A few examples show that blacks were indeed the big gainers in New York. The issue of full employment is the highest priority of both the caucus of black Democrats and the party. Both positions call for a Marshall plan for the cities and direct federal subsidies for lower-income housing. The National Health Care plan endorsed by the Democrats includes most of the specifics of the black delegates caucus's agenda including comprehensive coverage with special mention of mental health and employer-employee payroll tax finances. There is strong support for affirmative action and the platform calls for the declaration of Martin Luther King Jr.'s birthday as a national holiday.
Perhaps most interestingly, the platform specifically calls for the end to the relaxation of the arms embargo against South Africa and prohibits the granting of U.S. tax credits for companies doing business in Namibia and paying taxes to South Africa. And it calls for the repeal of the Byrd Amendment which permits the importation of Rhodesian chrome.
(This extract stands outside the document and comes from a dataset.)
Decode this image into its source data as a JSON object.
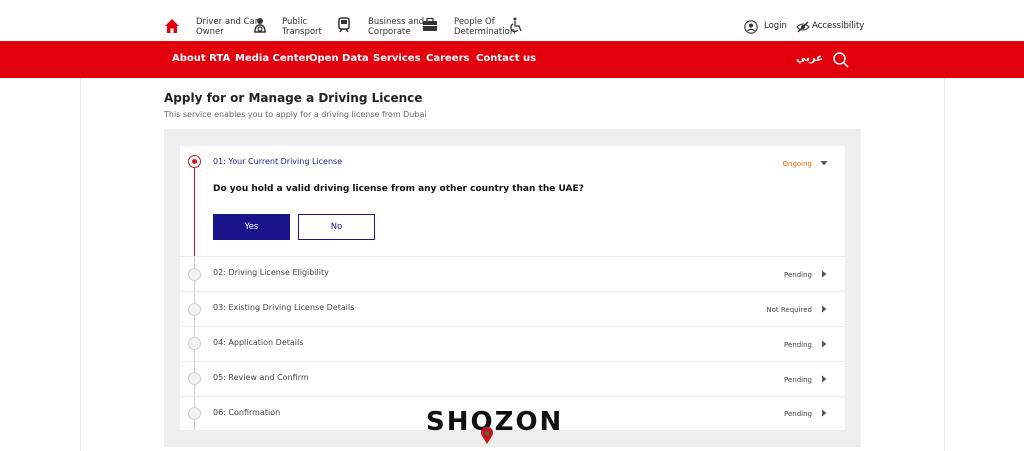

I asked Rep. Shirley Chisholm if she believes that Jimmy Carter would live up to the party platform principles on Africa. She said she believes he very clearly embraces these principles, and that no president has ever done as much as Jimmy Carter will do for blacks in Africa. She was thoroughly Carterized.
Not all women were as satisfied. The women in the National Organization for Women caucus said they are unhappy with Carter and the Democratic party. The women in the NOW caucus said they were dissatisfied that the full-employment plank of the platform failed to speak specifically about the problems of women. They also disliked the compromise for future conventions that encouraged delegations to promote and not require that 50 per cent of the delegates be women.
Rep. Elizabeth Holtzman '62 from New York, however, disagreed with women who objected to the platform. She cited ample provision for day care centers in the platform, and didn't feel in general that women's issues were left out. She said she believes that it really doesn't matter how you state that you want delegations to act affirmatively. the most important consideration, she said, is the people administering the rules. "Even the clearest law won't be fully upheld," she snorted, if the people in charge of making affirmative action happen are prejudiced against women.
Albert Friedman, a Hasidic delegate from New York, said he speaks for some at the convention when he says that talk of requiring a certain percentage of women smacks of a quota system. He is opposed to quotas in any form, he adds.
Whatever the consequences of the promote vs. require debate, John Kenneth Galbraith, professor Emeritus, said he believes that women and young people have made permanent inroads in the party structure because of a series of campaign reforms. The primary system in particular, he said, has done away with many professional politicians, because the system encourages candidates to commit themselves early, something they don't like to do. He said he would be surprised if many people at the convention were here for the first time. "There is a very low proportion of professionals here," he said. "There is no better way to open the convention to youths than the primary system, which is something that The Harvard Crimson approves of."